Excerpts from an interface dataset:
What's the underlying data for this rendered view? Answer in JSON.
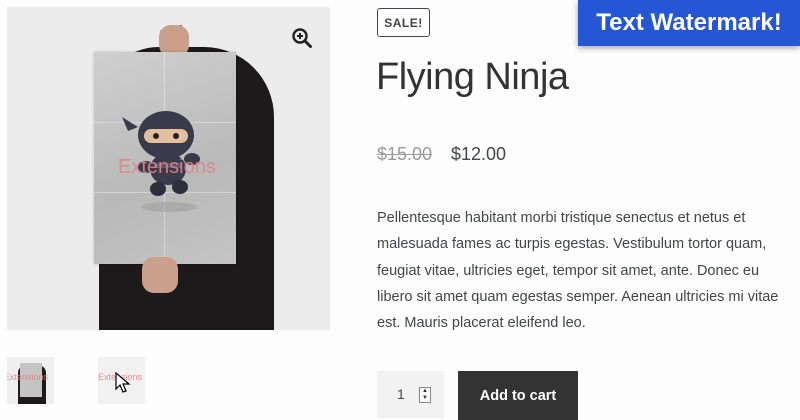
{
  "product": {
    "sale_badge": "Sale!",
    "title": "Flying Ninja",
    "price_regular": "$15.00",
    "price_sale": "$12.00",
    "description": "Pellentesque habitant morbi tristique senectus et netus et malesuada fames ac turpis egestas. Vestibulum tortor quam, feugiat vitae, ultricies eget, tempor sit amet, ante. Donec eu libero sit amet quam egestas semper. Aenean ultricies mi vitae est. Mauris placerat eleifend leo."
  },
  "gallery": {
    "image_watermark": "Extensions",
    "thumbnails": [
      {
        "watermark": "Extensions"
      },
      {
        "watermark": "Extensions"
      }
    ],
    "zoom_icon": "zoom-in-icon"
  },
  "cart": {
    "quantity": "1",
    "add_to_cart_label": "Add to cart"
  },
  "banner": {
    "text": "Text Watermark!"
  },
  "colors": {
    "banner_bg": "#2456d6",
    "button_bg": "#333333",
    "watermark": "#e08585"
  }
}
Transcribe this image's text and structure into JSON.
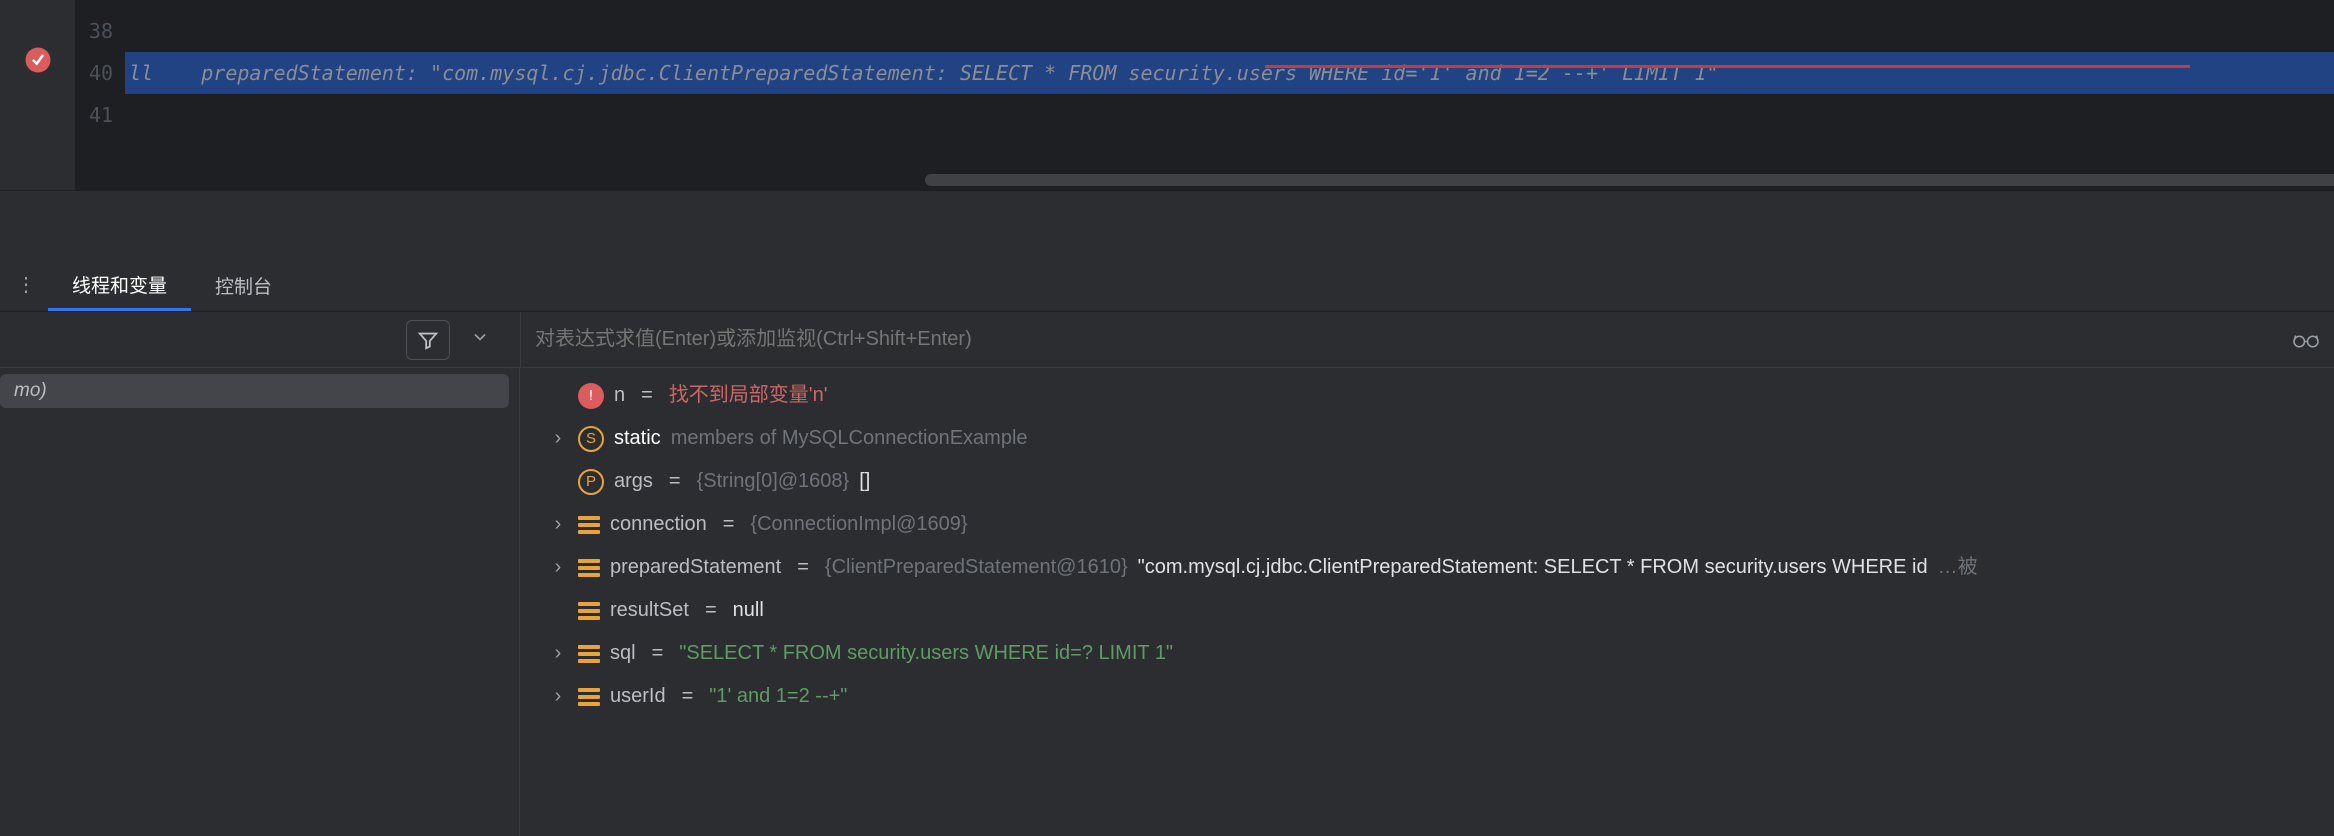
{
  "editor": {
    "line_numbers": [
      "38",
      "",
      "40",
      "41"
    ],
    "highlighted_line": "ll    preparedStatement: \"com.mysql.cj.jdbc.ClientPreparedStatement: SELECT * FROM security.users WHERE id='1' and 1=2 --+' LIMIT 1\""
  },
  "tabs": {
    "threads_vars": "线程和变量",
    "console": "控制台"
  },
  "eval": {
    "placeholder": "对表达式求值(Enter)或添加监视(Ctrl+Shift+Enter)"
  },
  "frames": {
    "item": "mo)"
  },
  "vars": [
    {
      "arrow": false,
      "icon": "err",
      "name": "n",
      "op": "=",
      "value": "找不到局部变量'n'",
      "valclass": "v-err"
    },
    {
      "arrow": true,
      "icon": "s",
      "name_bold": "static",
      "rest": " members of MySQLConnectionExample"
    },
    {
      "arrow": false,
      "icon": "p",
      "name": "args",
      "op": "=",
      "obj": "{String[0]@1608}",
      "tail": " []"
    },
    {
      "arrow": true,
      "icon": "stack",
      "name": "connection",
      "op": "=",
      "obj": "{ConnectionImpl@1609}"
    },
    {
      "arrow": true,
      "icon": "stack",
      "name": "preparedStatement",
      "op": "=",
      "obj": "{ClientPreparedStatement@1610}",
      "str": " \"com.mysql.cj.jdbc.ClientPreparedStatement: SELECT * FROM security.users WHERE id",
      "trunc": "…被"
    },
    {
      "arrow": false,
      "icon": "stack",
      "name": "resultSet",
      "op": "=",
      "plain": "null"
    },
    {
      "arrow": true,
      "icon": "stack",
      "name": "sql",
      "op": "=",
      "str": "\"SELECT * FROM security.users WHERE id=? LIMIT 1\""
    },
    {
      "arrow": true,
      "icon": "stack",
      "name": "userId",
      "op": "=",
      "str": "\"1' and 1=2 --+\""
    }
  ]
}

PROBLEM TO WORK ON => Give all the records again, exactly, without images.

TASK OUTPUT =>
What's the underlying data for this rendered view? Answer in JSON.
{
  "product": {
    "sale_badge": "Sale!",
    "title": "Flying Ninja",
    "price_regular": "$15.00",
    "price_sale": "$12.00",
    "description": "Pellentesque habitant morbi tristique senectus et netus et malesuada fames ac turpis egestas. Vestibulum tortor quam, feugiat vitae, ultricies eget, tempor sit amet, ante. Donec eu libero sit amet quam egestas semper. Aenean ultricies mi vitae est. Mauris placerat eleifend leo."
  },
  "gallery": {
    "image_watermark": "Extensions",
    "thumbnails": [
      {
        "watermark": "Extensions"
      },
      {
        "watermark": "Extensions"
      }
    ],
    "zoom_icon": "zoom-in-icon"
  },
  "cart": {
    "quantity": "1",
    "add_to_cart_label": "Add to cart"
  },
  "banner": {
    "text": "Text Watermark!"
  },
  "colors": {
    "banner_bg": "#2456d6",
    "button_bg": "#333333",
    "watermark": "#e08585"
  }
}
Transcribe this image's text and structure into JSON.
{
  "editor": {
    "line_numbers": [
      "38",
      "",
      "40",
      "41"
    ],
    "highlighted_line": "ll    preparedStatement: \"com.mysql.cj.jdbc.ClientPreparedStatement: SELECT * FROM security.users WHERE id='1' and 1=2 --+' LIMIT 1\""
  },
  "tabs": {
    "threads_vars": "线程和变量",
    "console": "控制台"
  },
  "eval": {
    "placeholder": "对表达式求值(Enter)或添加监视(Ctrl+Shift+Enter)"
  },
  "frames": {
    "item": "mo)"
  },
  "vars": [
    {
      "arrow": false,
      "icon": "err",
      "name": "n",
      "op": "=",
      "value": "找不到局部变量'n'",
      "valclass": "v-err"
    },
    {
      "arrow": true,
      "icon": "s",
      "name_bold": "static",
      "rest": " members of MySQLConnectionExample"
    },
    {
      "arrow": false,
      "icon": "p",
      "name": "args",
      "op": "=",
      "obj": "{String[0]@1608}",
      "tail": " []"
    },
    {
      "arrow": true,
      "icon": "stack",
      "name": "connection",
      "op": "=",
      "obj": "{ConnectionImpl@1609}"
    },
    {
      "arrow": true,
      "icon": "stack",
      "name": "preparedStatement",
      "op": "=",
      "obj": "{ClientPreparedStatement@1610}",
      "str": " \"com.mysql.cj.jdbc.ClientPreparedStatement: SELECT * FROM security.users WHERE id",
      "trunc": "…被"
    },
    {
      "arrow": false,
      "icon": "stack",
      "name": "resultSet",
      "op": "=",
      "plain": "null"
    },
    {
      "arrow": true,
      "icon": "stack",
      "name": "sql",
      "op": "=",
      "str": "\"SELECT * FROM security.users WHERE id=? LIMIT 1\""
    },
    {
      "arrow": true,
      "icon": "stack",
      "name": "userId",
      "op": "=",
      "str": "\"1' and 1=2 --+\""
    }
  ]
}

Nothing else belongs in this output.